They may not be initially obvious – and don’t worry if they aren’t – but by staying informed and connecting with representative organisations you’ll be well positioned to act, if and when the opportunity arises.

NDIS and Mental Health Care Plan

So what does the NDIS bring to us and who can benefit? There are several wonderfully positive points to the NDIS. These include:

  • Support and care plans for those with mental health problems that last longer than six months and need the care of three or more health professionals
  • The NDIS acknowledges that everyone’s treatments are different. A care plan helps you and your doctor – or doctors – work out the best services to help you
  • Care plans on the NDIS will explain the support provided by each member of your team, ensuring each professional understands their role and responsibility in your health
  • Further, care plans will be reviewed regularly to ensure the continue to meet your needs and will be adjusted as needed to support you

Why May You Need a Mental Health Care Plan?

Your ongoing care and support may require the involvement of several different doctors and organisations. These may be GPs, psychologists, nurses, psychiatrists, community care providers and counsellors. A mental health care plan makes sure every one is on the same page – relieving you of the stress that comes with trying to juggle all your different doctors. This way you can receive the best help possible because everyone is working together as one to support you. At the end of the day, you are the most important person in your mental health care team and having everyone’s role and responsibilities in writing can ensure this happens.

Preparing your NDIS Mental Health Care Plan

Your primary doctor will work closely with you on your mental health care plan to work out:

  • What your needs are
  • What help you require – medically, physically, socially, emotionally and mentally
  • The results you would like
  • What treatment is best for your goals

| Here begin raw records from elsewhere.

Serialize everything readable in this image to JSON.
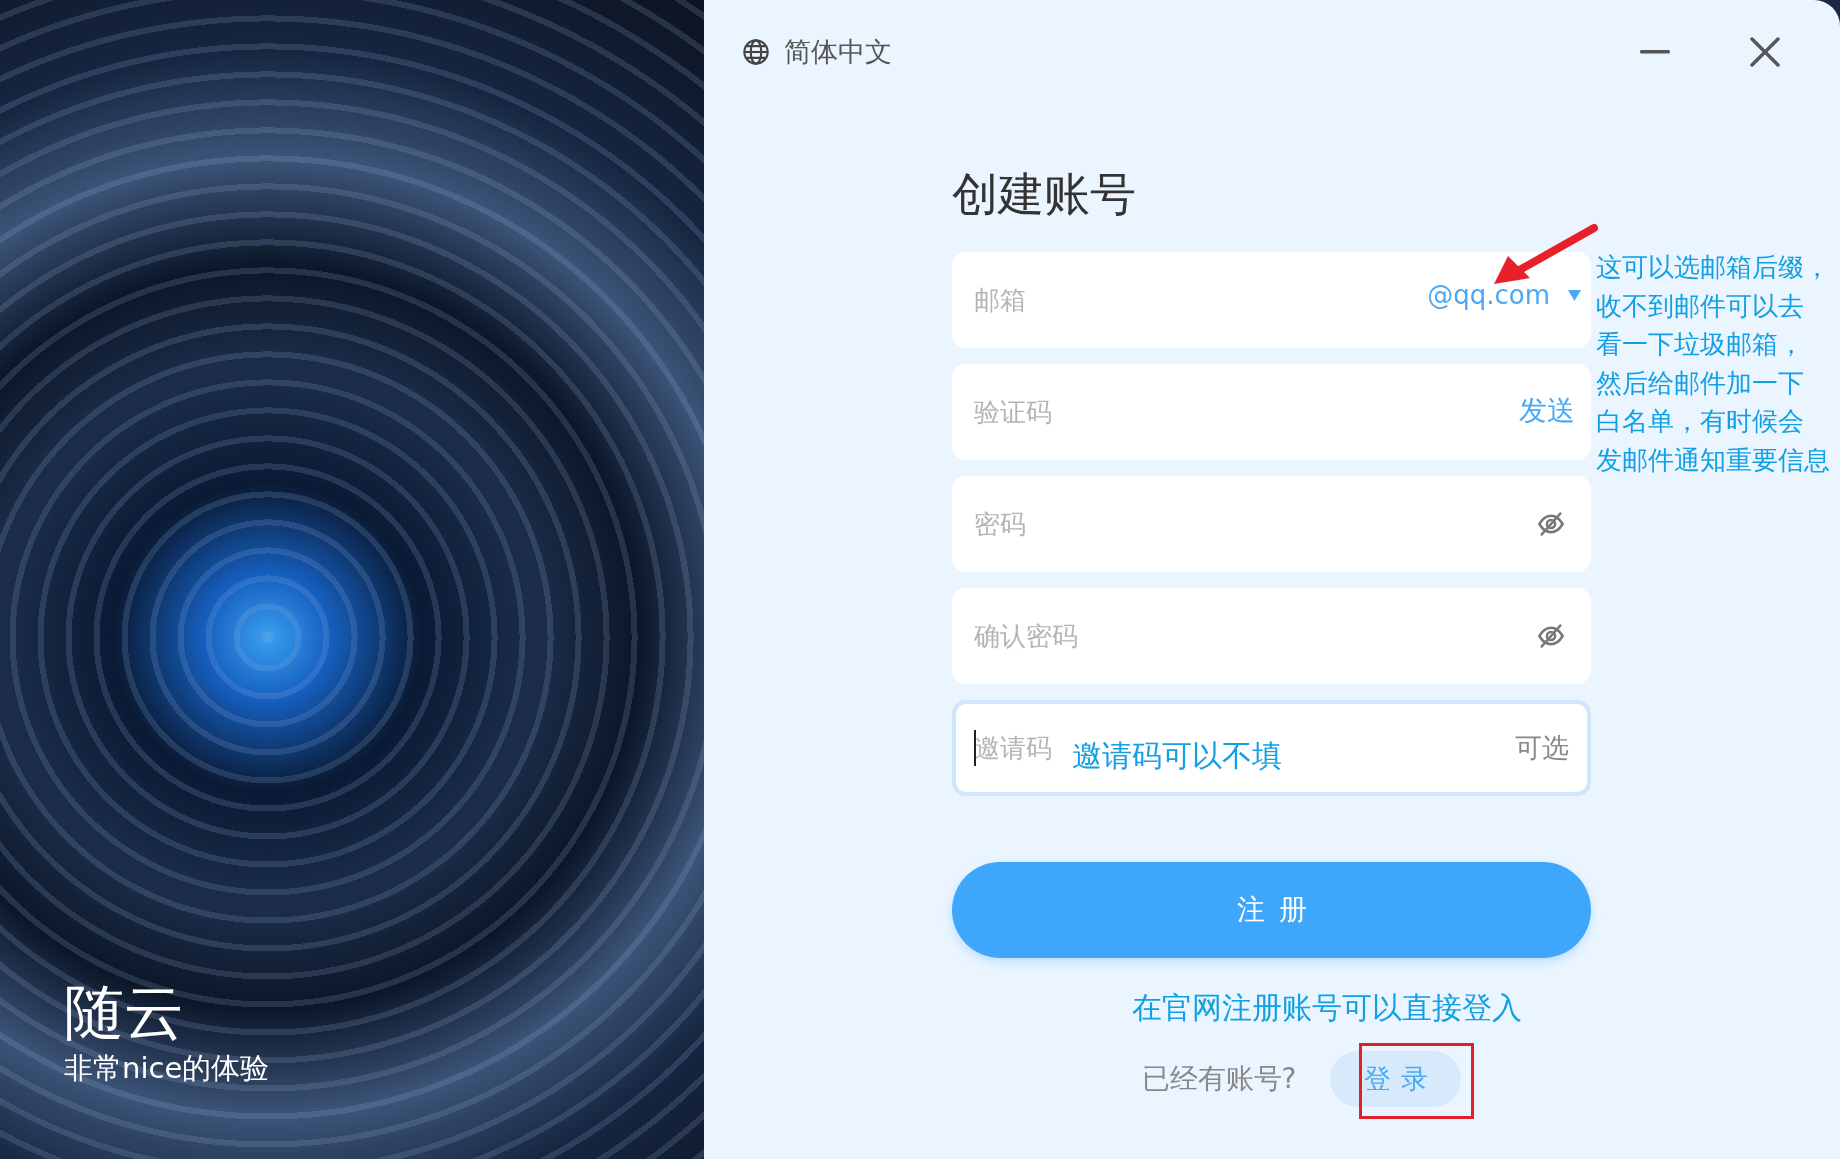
{
  "brand": {
    "name": "随云",
    "tagline": "非常nice的体验"
  },
  "header": {
    "language": "简体中文"
  },
  "form": {
    "title": "创建账号",
    "fields": [
      {
        "kind": "email",
        "placeholder": "邮箱",
        "suffix": "@qq.com",
        "focused": false
      },
      {
        "kind": "code",
        "placeholder": "验证码",
        "action": "发送",
        "focused": false
      },
      {
        "kind": "password",
        "placeholder": "密码",
        "focused": false
      },
      {
        "kind": "password",
        "placeholder": "确认密码",
        "focused": false
      },
      {
        "kind": "optional",
        "placeholder": "邀请码",
        "hint": "可选",
        "note": "邀请码可以不填",
        "focused": true
      }
    ],
    "submit": "注册",
    "site_note": "在官网注册账号可以直接登入",
    "login_prompt": "已经有账号?",
    "login": "登录"
  },
  "annotation": {
    "lines": [
      "这可以选邮箱后缀，",
      "收不到邮件可以去",
      "看一下垃圾邮箱，",
      "然后给邮件加一下",
      "白名单，有时候会",
      "发邮件通知重要信息"
    ]
  }
}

Once you and your primary doctor agree on your goals and support needs, they will write out your mental health plan. Your doctor will then discuss the plan with the rest of your team. This may take several sessions. You will be offered a copy of the plan which you should keep with a copy of your medical record. With your permission – and only with your permission – your plan can be given to other members of the team, including carers. You can absolutely tell your doctor if there is any information you do not wish to be shared with other members of the team. This plan is about you.

What are the Benefits?

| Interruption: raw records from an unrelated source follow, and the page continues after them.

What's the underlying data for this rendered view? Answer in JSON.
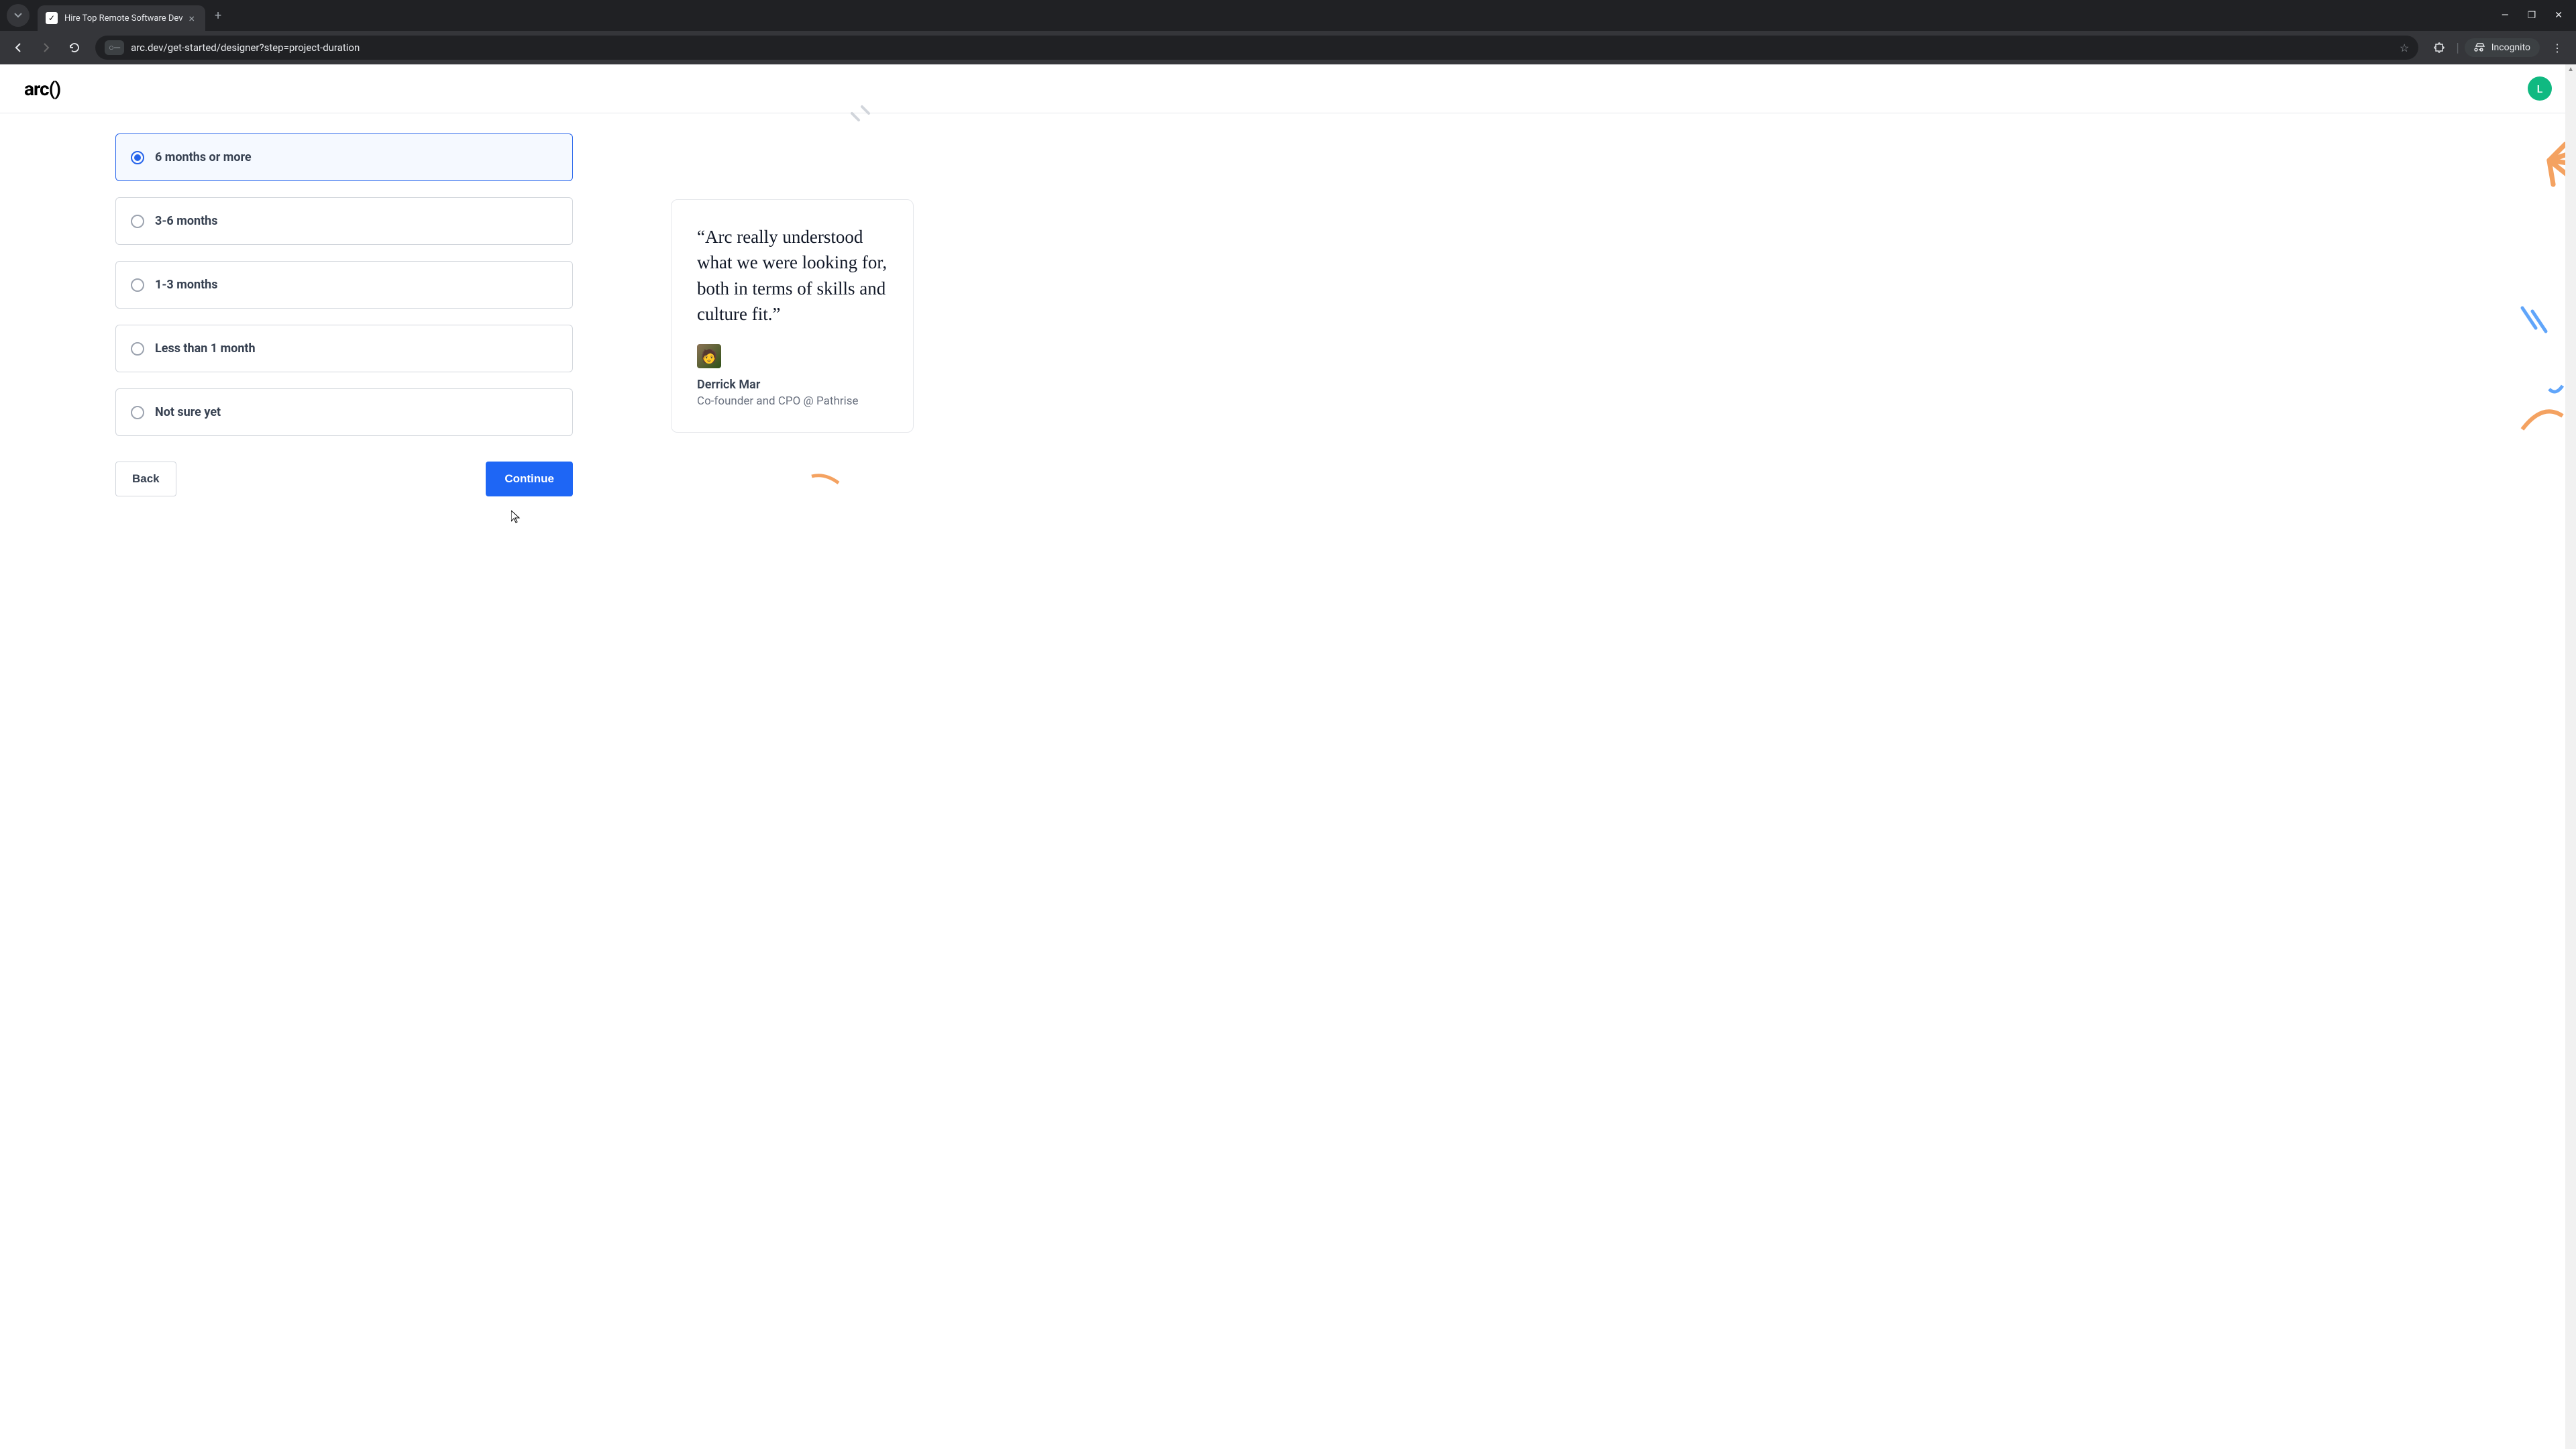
{
  "browser": {
    "tab_title": "Hire Top Remote Software Dev",
    "url": "arc.dev/get-started/designer?step=project-duration",
    "incognito_label": "Incognito"
  },
  "header": {
    "logo": "arc()",
    "avatar_initial": "L"
  },
  "form": {
    "options": [
      {
        "label": "6 months or more",
        "selected": true
      },
      {
        "label": "3-6 months",
        "selected": false
      },
      {
        "label": "1-3 months",
        "selected": false
      },
      {
        "label": "Less than 1 month",
        "selected": false
      },
      {
        "label": "Not sure yet",
        "selected": false
      }
    ],
    "back_label": "Back",
    "continue_label": "Continue"
  },
  "testimonial": {
    "quote": "“Arc really understood what we were looking for, both in terms of skills and culture fit.”",
    "name": "Derrick Mar",
    "title": "Co-founder and CPO @ Pathrise"
  }
}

A care plan is a powerful tool for you to manage your mental health care. These benefits include:

  • Helping you set and achieve goals
  • Make sure every member of your team is working toward the same goals
  • Ensure you are provided with long-term care that is easy for you and all of your team to understand
  • Gives you the power to monitor your progress
  • Ensure you continue to receive all the care you need
  • Find the best treatment options for you
  • Provide a focus to improve and maintain your health rather than dealing with problems as they arise
  • Provide life saving information in case of emergencies

It Is Important to have Regular Reviews

The aim of the NDIS mental health care plan is to make sure you are always receiving the right treatment you need. Significant changes in your health may result in changes to your plan. This ensures your team is always up to date and helping you manage problems and celebrate success. How often you will need to review depends on your needs. You may only need a review every six months, or you may need a review three months, or sooner. It gives everyone the opportunity to be proactive about your health and treatment.

If you are concerned about the changes brought by the NDIS, are unsure about what they mean for you, or you would like to discuss your mental health options with a qualified, caring professional, contact us today. The counsellors at Creative Healing are here to help you thrive and navigate this important change to mental health treatment in Australia.